------ DATA ------
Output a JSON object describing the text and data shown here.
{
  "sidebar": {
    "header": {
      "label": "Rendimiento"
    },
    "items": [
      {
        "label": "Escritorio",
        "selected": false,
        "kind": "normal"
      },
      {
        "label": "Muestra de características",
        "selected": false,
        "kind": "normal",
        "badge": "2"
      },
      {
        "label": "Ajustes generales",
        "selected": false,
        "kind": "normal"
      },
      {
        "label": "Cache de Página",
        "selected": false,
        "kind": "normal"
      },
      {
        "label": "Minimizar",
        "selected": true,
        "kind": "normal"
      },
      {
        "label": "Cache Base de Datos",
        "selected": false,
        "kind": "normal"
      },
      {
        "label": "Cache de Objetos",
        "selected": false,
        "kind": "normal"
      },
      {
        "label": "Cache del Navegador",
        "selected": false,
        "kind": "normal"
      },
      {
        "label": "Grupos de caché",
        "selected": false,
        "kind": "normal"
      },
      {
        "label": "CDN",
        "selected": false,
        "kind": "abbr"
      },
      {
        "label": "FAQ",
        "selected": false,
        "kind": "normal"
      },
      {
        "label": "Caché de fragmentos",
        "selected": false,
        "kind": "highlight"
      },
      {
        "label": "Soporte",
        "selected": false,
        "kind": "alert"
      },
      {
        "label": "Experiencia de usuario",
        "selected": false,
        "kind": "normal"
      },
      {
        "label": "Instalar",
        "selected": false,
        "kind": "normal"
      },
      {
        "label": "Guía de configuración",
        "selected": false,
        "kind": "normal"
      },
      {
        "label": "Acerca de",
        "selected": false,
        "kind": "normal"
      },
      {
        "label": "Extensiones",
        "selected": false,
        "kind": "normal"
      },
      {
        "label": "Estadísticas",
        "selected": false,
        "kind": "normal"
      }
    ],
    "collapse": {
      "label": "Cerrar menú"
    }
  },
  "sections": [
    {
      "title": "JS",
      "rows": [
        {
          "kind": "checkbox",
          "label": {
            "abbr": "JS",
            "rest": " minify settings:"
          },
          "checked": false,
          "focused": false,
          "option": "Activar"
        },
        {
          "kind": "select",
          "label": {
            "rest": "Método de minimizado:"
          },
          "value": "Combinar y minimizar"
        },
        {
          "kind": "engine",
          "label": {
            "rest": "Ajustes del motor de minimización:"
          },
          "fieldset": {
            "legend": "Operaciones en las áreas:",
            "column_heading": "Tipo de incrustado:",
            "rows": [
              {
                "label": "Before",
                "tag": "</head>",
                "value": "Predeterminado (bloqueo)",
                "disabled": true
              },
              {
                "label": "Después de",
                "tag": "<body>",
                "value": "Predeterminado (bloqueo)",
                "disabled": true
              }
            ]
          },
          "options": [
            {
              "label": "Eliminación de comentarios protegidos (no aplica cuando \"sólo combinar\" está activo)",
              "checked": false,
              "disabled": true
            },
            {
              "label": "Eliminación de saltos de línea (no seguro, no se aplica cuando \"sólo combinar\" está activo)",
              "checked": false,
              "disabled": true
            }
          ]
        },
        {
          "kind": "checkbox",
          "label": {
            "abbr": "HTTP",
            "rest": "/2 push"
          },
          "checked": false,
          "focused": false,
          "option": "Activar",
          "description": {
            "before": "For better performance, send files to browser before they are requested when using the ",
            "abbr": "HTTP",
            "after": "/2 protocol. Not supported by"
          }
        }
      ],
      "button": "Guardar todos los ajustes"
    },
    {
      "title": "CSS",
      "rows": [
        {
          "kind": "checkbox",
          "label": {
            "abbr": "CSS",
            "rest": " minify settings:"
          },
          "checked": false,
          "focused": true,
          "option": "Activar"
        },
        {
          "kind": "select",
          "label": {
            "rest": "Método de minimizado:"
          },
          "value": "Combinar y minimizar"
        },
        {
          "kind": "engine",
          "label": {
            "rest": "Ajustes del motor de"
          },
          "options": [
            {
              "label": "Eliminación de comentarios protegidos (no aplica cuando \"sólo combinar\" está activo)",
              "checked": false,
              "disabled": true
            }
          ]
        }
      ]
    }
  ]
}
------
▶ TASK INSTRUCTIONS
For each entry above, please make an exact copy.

▶ RESPONSE AREA
Output a JSON object describing the text and data shown here.
{
  "sidebar": {
    "header": {
      "label": "Rendimiento"
    },
    "items": [
      {
        "label": "Escritorio",
        "selected": false,
        "kind": "normal"
      },
      {
        "label": "Muestra de características",
        "selected": false,
        "kind": "normal",
        "badge": "2"
      },
      {
        "label": "Ajustes generales",
        "selected": false,
        "kind": "normal"
      },
      {
        "label": "Cache de Página",
        "selected": false,
        "kind": "normal"
      },
      {
        "label": "Minimizar",
        "selected": true,
        "kind": "normal"
      },
      {
        "label": "Cache Base de Datos",
        "selected": false,
        "kind": "normal"
      },
      {
        "label": "Cache de Objetos",
        "selected": false,
        "kind": "normal"
      },
      {
        "label": "Cache del Navegador",
        "selected": false,
        "kind": "normal"
      },
      {
        "label": "Grupos de caché",
        "selected": false,
        "kind": "normal"
      },
      {
        "label": "CDN",
        "selected": false,
        "kind": "abbr"
      },
      {
        "label": "FAQ",
        "selected": false,
        "kind": "normal"
      },
      {
        "label": "Caché de fragmentos",
        "selected": false,
        "kind": "highlight"
      },
      {
        "label": "Soporte",
        "selected": false,
        "kind": "alert"
      },
      {
        "label": "Experiencia de usuario",
        "selected": false,
        "kind": "normal"
      },
      {
        "label": "Instalar",
        "selected": false,
        "kind": "normal"
      },
      {
        "label": "Guía de configuración",
        "selected": false,
        "kind": "normal"
      },
      {
        "label": "Acerca de",
        "selected": false,
        "kind": "normal"
      },
      {
        "label": "Extensiones",
        "selected": false,
        "kind": "normal"
      },
      {
        "label": "Estadísticas",
        "selected": false,
        "kind": "normal"
      }
    ],
    "collapse": {
      "label": "Cerrar menú"
    }
  },
  "sections": [
    {
      "title": "JS",
      "rows": [
        {
          "kind": "checkbox",
          "label": {
            "abbr": "JS",
            "rest": " minify settings:"
          },
          "checked": false,
          "focused": false,
          "option": "Activar"
        },
        {
          "kind": "select",
          "label": {
            "rest": "Método de minimizado:"
          },
          "value": "Combinar y minimizar"
        },
        {
          "kind": "engine",
          "label": {
            "rest": "Ajustes del motor de minimización:"
          },
          "fieldset": {
            "legend": "Operaciones en las áreas:",
            "column_heading": "Tipo de incrustado:",
            "rows": [
              {
                "label": "Before",
                "tag": "</head>",
                "value": "Predeterminado (bloqueo)",
                "disabled": true
              },
              {
                "label": "Después de",
                "tag": "<body>",
                "value": "Predeterminado (bloqueo)",
                "disabled": true
              }
            ]
          },
          "options": [
            {
              "label": "Eliminación de comentarios protegidos (no aplica cuando \"sólo combinar\" está activo)",
              "checked": false,
              "disabled": true
            },
            {
              "label": "Eliminación de saltos de línea (no seguro, no se aplica cuando \"sólo combinar\" está activo)",
              "checked": false,
              "disabled": true
            }
          ]
        },
        {
          "kind": "checkbox",
          "label": {
            "abbr": "HTTP",
            "rest": "/2 push"
          },
          "checked": false,
          "focused": false,
          "option": "Activar",
          "description": {
            "before": "For better performance, send files to browser before they are requested when using the ",
            "abbr": "HTTP",
            "after": "/2 protocol. Not supported by"
          }
        }
      ],
      "button": "Guardar todos los ajustes"
    },
    {
      "title": "CSS",
      "rows": [
        {
          "kind": "checkbox",
          "label": {
            "abbr": "CSS",
            "rest": " minify settings:"
          },
          "checked": false,
          "focused": true,
          "option": "Activar"
        },
        {
          "kind": "select",
          "label": {
            "rest": "Método de minimizado:"
          },
          "value": "Combinar y minimizar"
        },
        {
          "kind": "engine",
          "label": {
            "rest": "Ajustes del motor de"
          },
          "options": [
            {
              "label": "Eliminación de comentarios protegidos (no aplica cuando \"sólo combinar\" está activo)",
              "checked": false,
              "disabled": true
            }
          ]
        }
      ]
    }
  ]
}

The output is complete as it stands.